A crucial text in the development of Francois Laruelle's oeuvre and an excellent starting point for understanding his broader project, Philosophies of Difference offers a theoretical and critical analysis of the philosophers of difference after Hegel and Nietzsche. Laruelle then uses this analysis to introduce a new theoretical practice of non-philosophical thought.
Rather than presenting a narrative historical overview, Laruelle provides a series of rigorous critiques of the various interpretations of difference in Hegel, Nietzsche and Deleuze, Heidegger and Derrida. From Laruelle's innovative theoretical perspective, the forms of philosophical difference that emerge appear as variations upon a unique, highly abstract structure of philosophical decision, the self-posing and self-legitimating essence of philosophy itself. Reconceived in terms of philosophical decision, the seemingly radical concept of philosophical difference is shown to configure rather the identity of philosophy as such, which thus becomes manifest as a contingent and no longer absolute form of thinking. The way is thereby opened for initiating a new form of thought, anticipated here with the development of a key notion of non-philosophy, the Vision-in-One.
Publisher: Bloomsbury Publishing PLC
Number of pages: 256
Dimensions: 198 x 129 mm
Laruelle's work is ground-breaking, but he is virtually unknown in the English-speaking world. This will certainly change with Gangle's translation of this indispensable text, which is probably the most important summation of Laruelle's 'non-philosophy'. * Kenneth Surin, Duke University, USA *

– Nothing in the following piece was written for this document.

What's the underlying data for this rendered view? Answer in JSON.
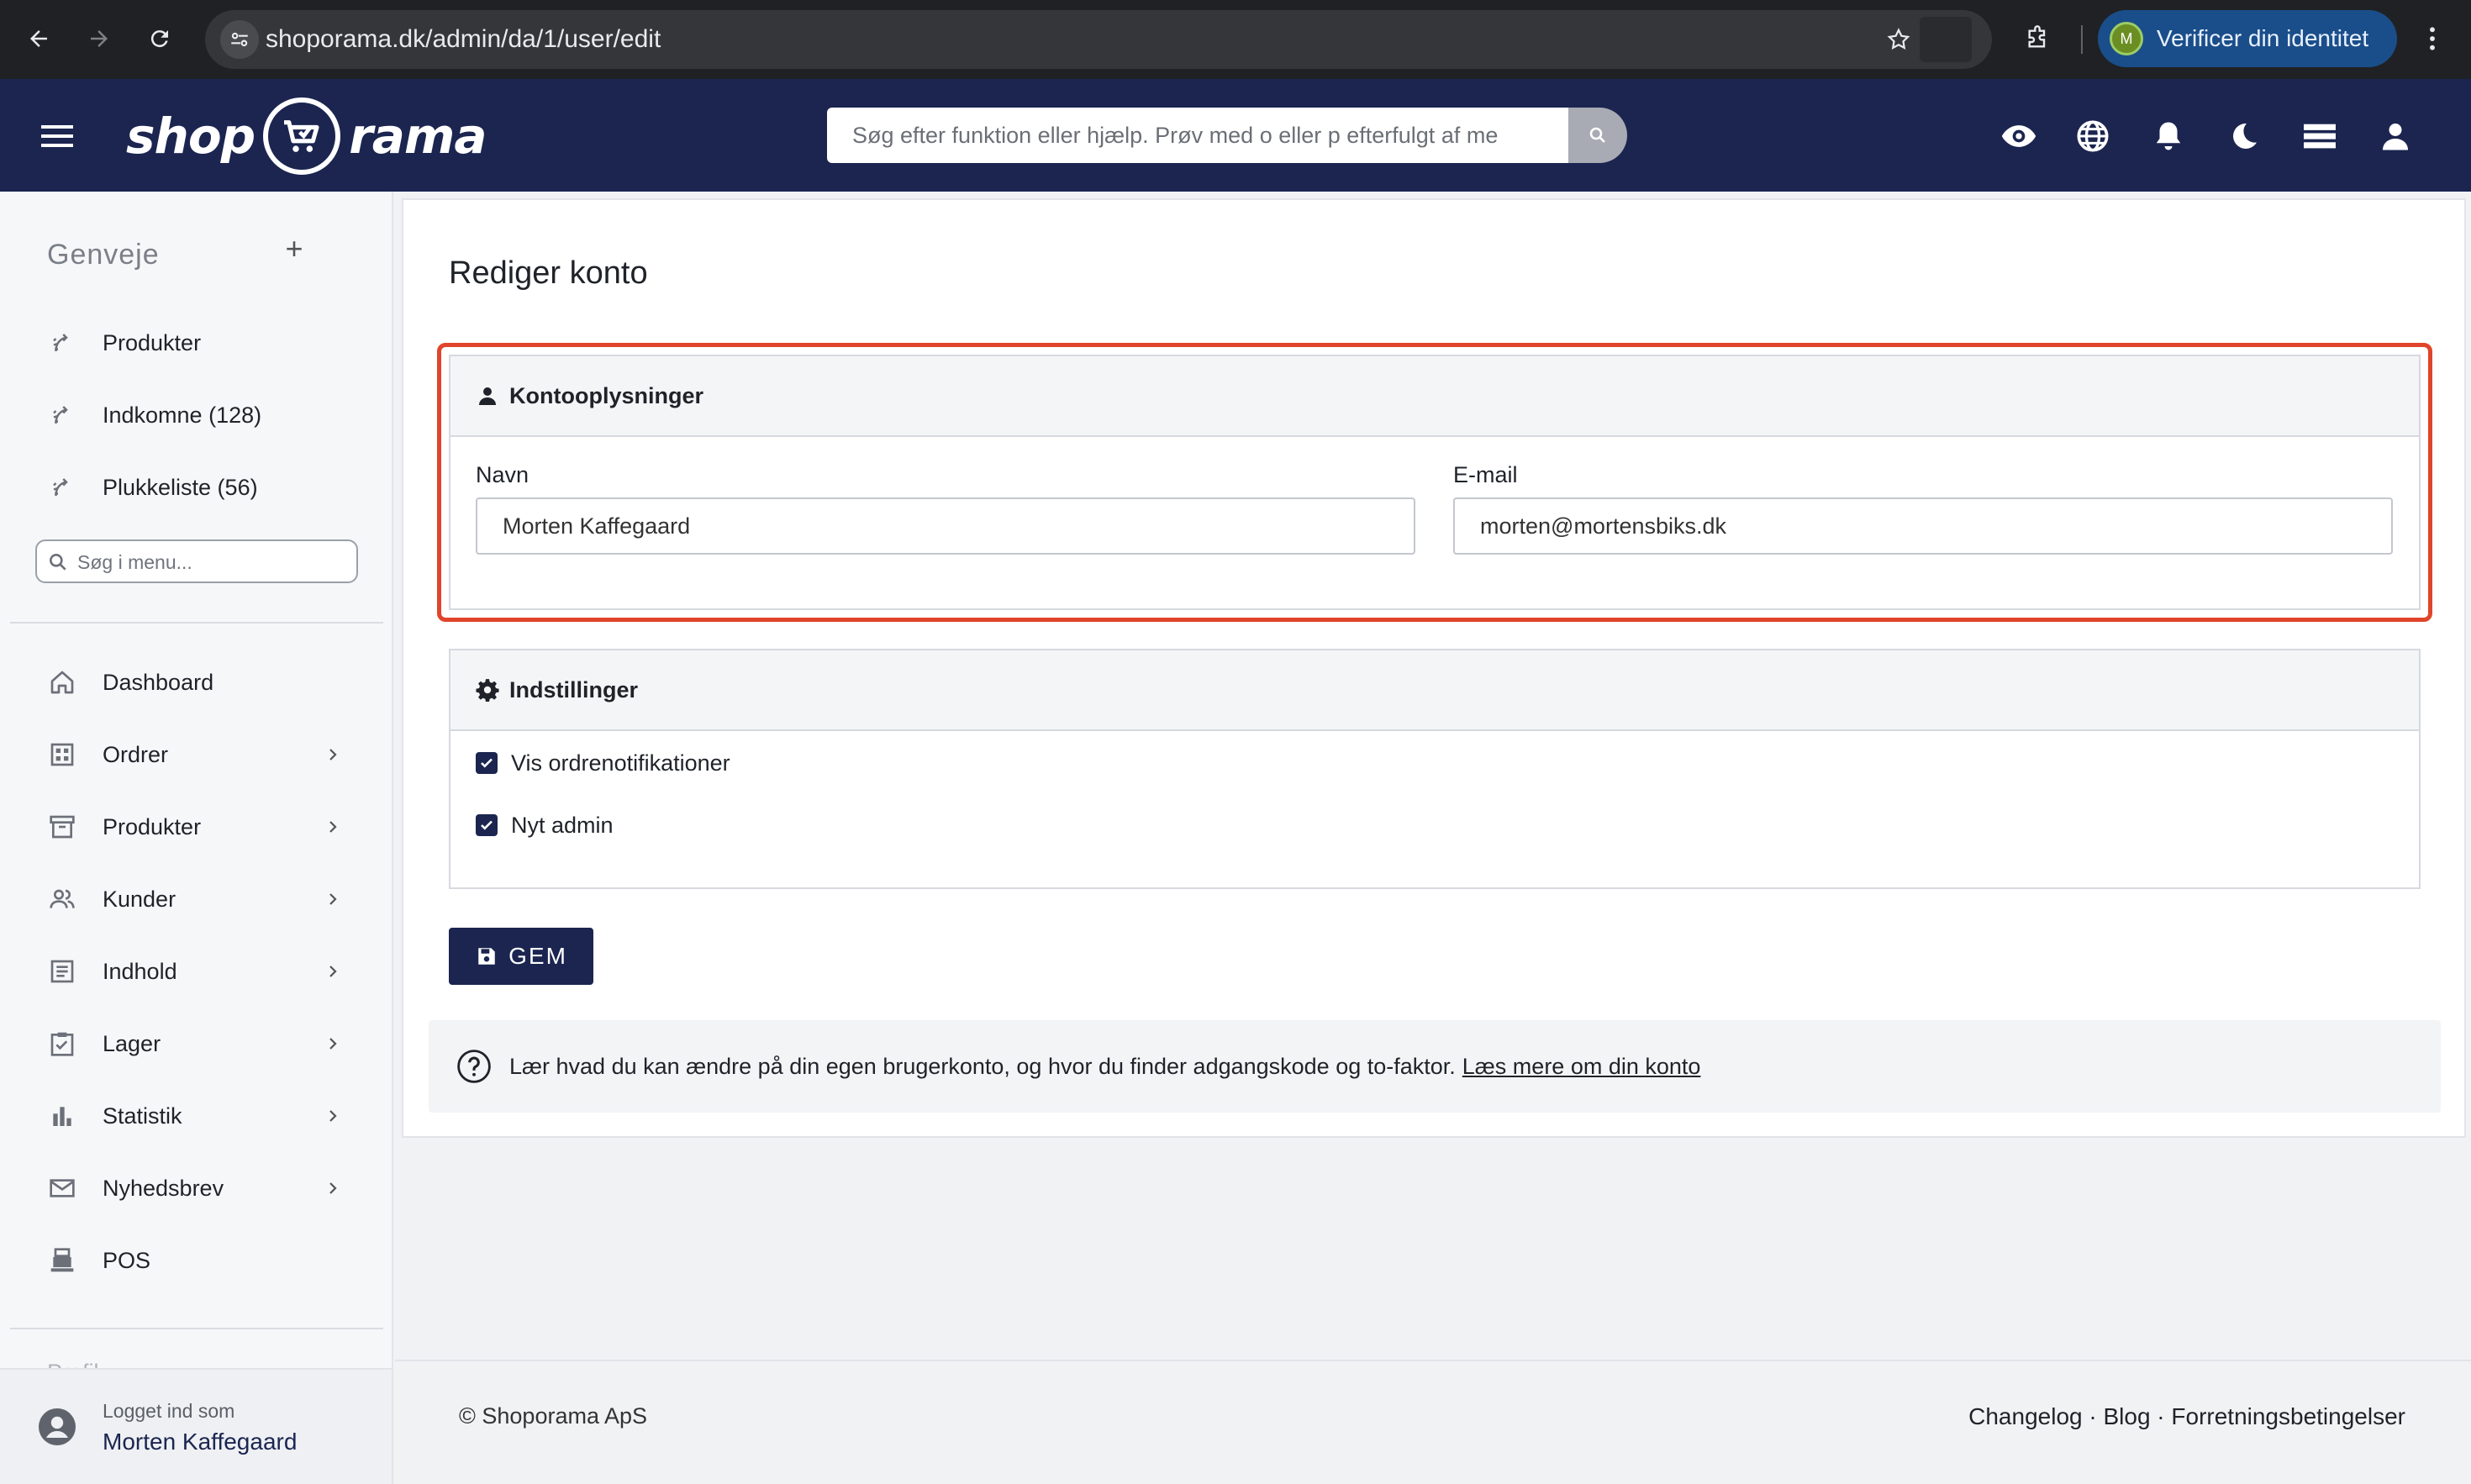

Laruelle's project of 'Non-Philosophy' aims at nothing less than a re-vision of what counts as thought, taking it well beyond the hype of philosophical mastery and into a materialism that positions philosophy as just one kind of thinking, one part of what he calls 'the One'... This long awaited translation of Philosophies of Difference serves as an excellent entry-point for the Anglophone reader into this absolutely democratic vision of thought. * John Mullarkey *